**TASK REQUIREMENTS**
Pull out every line below that holds the word "image".

Entries from a dataset of interfaces
+++
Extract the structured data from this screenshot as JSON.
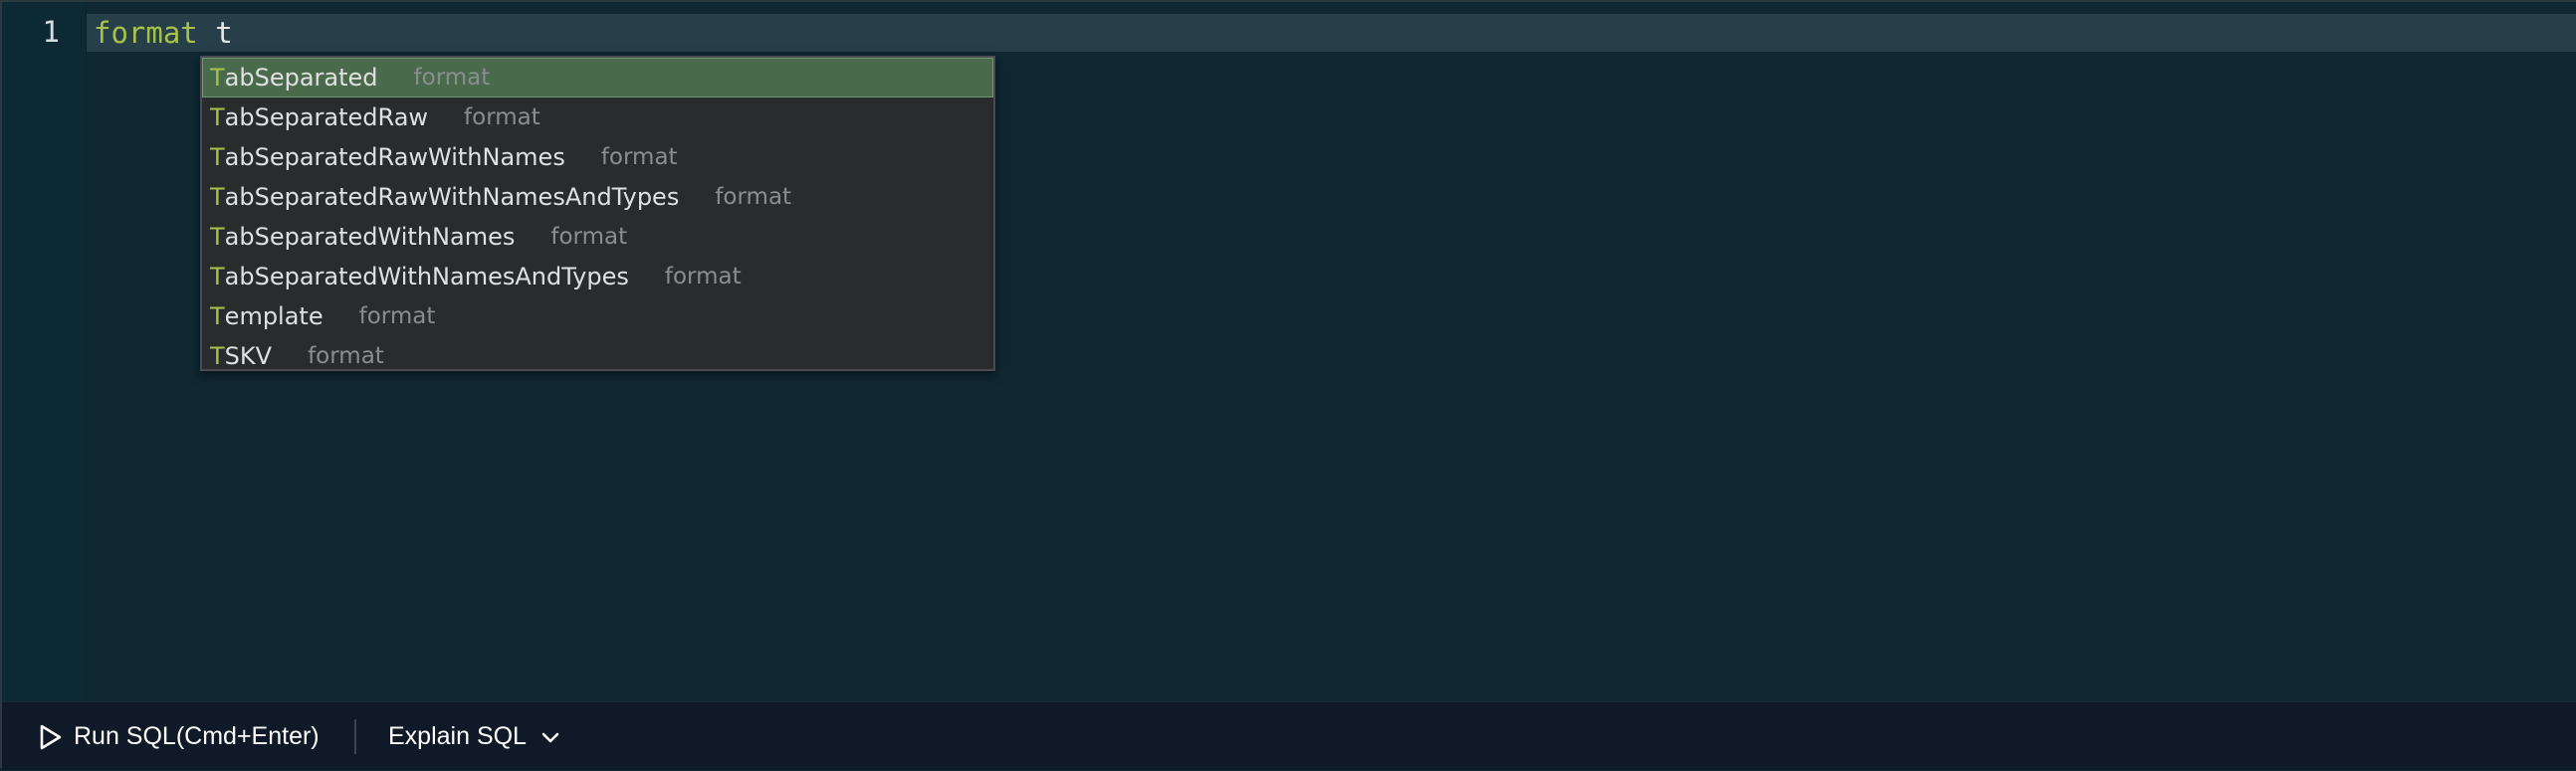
{
  "editor": {
    "line_numbers": [
      "1"
    ],
    "code": {
      "keyword": "format",
      "identifier": "t"
    }
  },
  "suggestions": {
    "items": [
      {
        "match": "T",
        "rest": "abSeparated",
        "detail": "format",
        "selected": true
      },
      {
        "match": "T",
        "rest": "abSeparatedRaw",
        "detail": "format",
        "selected": false
      },
      {
        "match": "T",
        "rest": "abSeparatedRawWithNames",
        "detail": "format",
        "selected": false
      },
      {
        "match": "T",
        "rest": "abSeparatedRawWithNamesAndTypes",
        "detail": "format",
        "selected": false
      },
      {
        "match": "T",
        "rest": "abSeparatedWithNames",
        "detail": "format",
        "selected": false
      },
      {
        "match": "T",
        "rest": "abSeparatedWithNamesAndTypes",
        "detail": "format",
        "selected": false
      },
      {
        "match": "T",
        "rest": "emplate",
        "detail": "format",
        "selected": false
      },
      {
        "match": "T",
        "rest": "SKV",
        "detail": "format",
        "selected": false
      }
    ]
  },
  "toolbar": {
    "run_label": "Run SQL(Cmd+Enter)",
    "run_icon": "play-icon",
    "explain_label": "Explain SQL",
    "explain_icon": "chevron-down-icon"
  },
  "colors": {
    "editor_bg": "#0f2832",
    "keyword": "#a6c24a",
    "selection": "#4a6b4b",
    "toolbar_bg": "#101927"
  }
}
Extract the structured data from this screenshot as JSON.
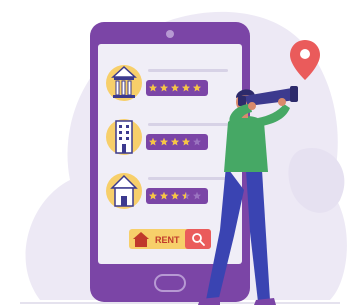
{
  "search_bar": {
    "label": "RENT"
  },
  "listings": [
    {
      "type": "building-columns",
      "stars": 5
    },
    {
      "type": "office-building",
      "stars": 4
    },
    {
      "type": "house",
      "stars": 3.5
    }
  ],
  "colors": {
    "phone_frame": "#7b45a6",
    "phone_screen": "#f0eef7",
    "background_blob": "#ede9f5",
    "star_pill": "#7b45a6",
    "star": "#f6c544",
    "icon_circle": "#f7cf6a",
    "rent_bar": "#f7cf6a",
    "search_button": "#ea5b5b",
    "location_pin": "#ea5b5b",
    "person_shirt": "#46a865",
    "person_pants": "#3a44b2",
    "telescope": "#3c3a8e"
  }
}
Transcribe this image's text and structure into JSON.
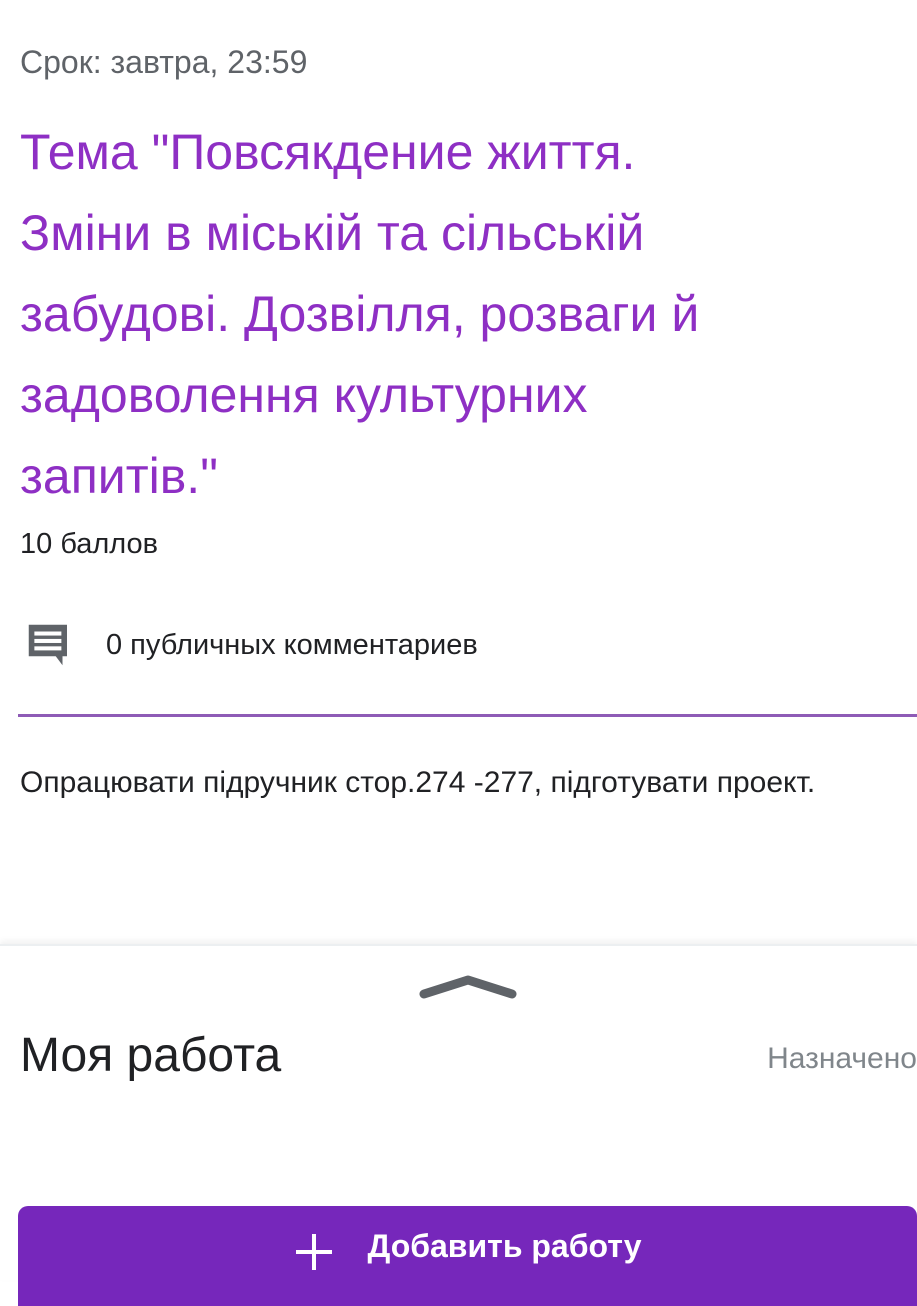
{
  "assignment": {
    "due": "Срок: завтра, 23:59",
    "title_lines": [
      "Тема \"Повсякдение життя.",
      "Зміни в міській та сільській",
      "забудові. Дозвілля, розваги  й",
      "задоволення культурних",
      "запитів.\""
    ],
    "points": "10 баллов",
    "comments_label": "0 публичных комментариев",
    "description": "Опрацювати підручник стор.274 -277, підготувати проект."
  },
  "my_work": {
    "title": "Моя работа",
    "status": "Назначено",
    "add_button_label": "Добавить работу"
  },
  "colors": {
    "accent": "#8e2fc4",
    "button": "#7627bb"
  }
}
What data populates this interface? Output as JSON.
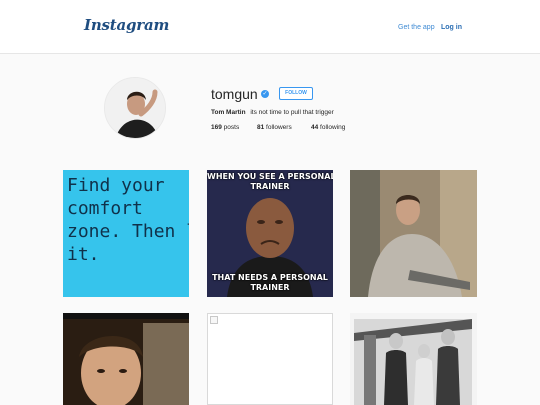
{
  "header": {
    "logo": "Instagram",
    "get_app": "Get the app",
    "log_in": "Log in"
  },
  "profile": {
    "username": "tomgun",
    "verified": true,
    "verified_glyph": "✓",
    "follow_label": "FOLLOW",
    "full_name": "Tom Martin",
    "bio": "its not time to pull that trigger",
    "stats": {
      "posts_count": "169",
      "posts_label": "posts",
      "followers_count": "81",
      "followers_label": "followers",
      "following_count": "44",
      "following_label": "following"
    }
  },
  "posts": [
    {
      "kind": "photo",
      "text": "Find your\ncomfort\nzone. Then leave\nit."
    },
    {
      "kind": "meme",
      "top_text": "WHEN YOU SEE A PERSONAL\nTRAINER",
      "bottom_text": "THAT NEEDS A PERSONAL\nTRAINER"
    },
    {
      "kind": "photo"
    },
    {
      "kind": "photo"
    },
    {
      "kind": "broken-image"
    },
    {
      "kind": "photo"
    }
  ],
  "colors": {
    "accent": "#3897f0",
    "logo": "#1f4d80",
    "text": "#262626",
    "background": "#fafafa"
  }
}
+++
**WRITTEN REPLY**
Transcribe this image's text and structure into JSON.
      "kind": "broken-image"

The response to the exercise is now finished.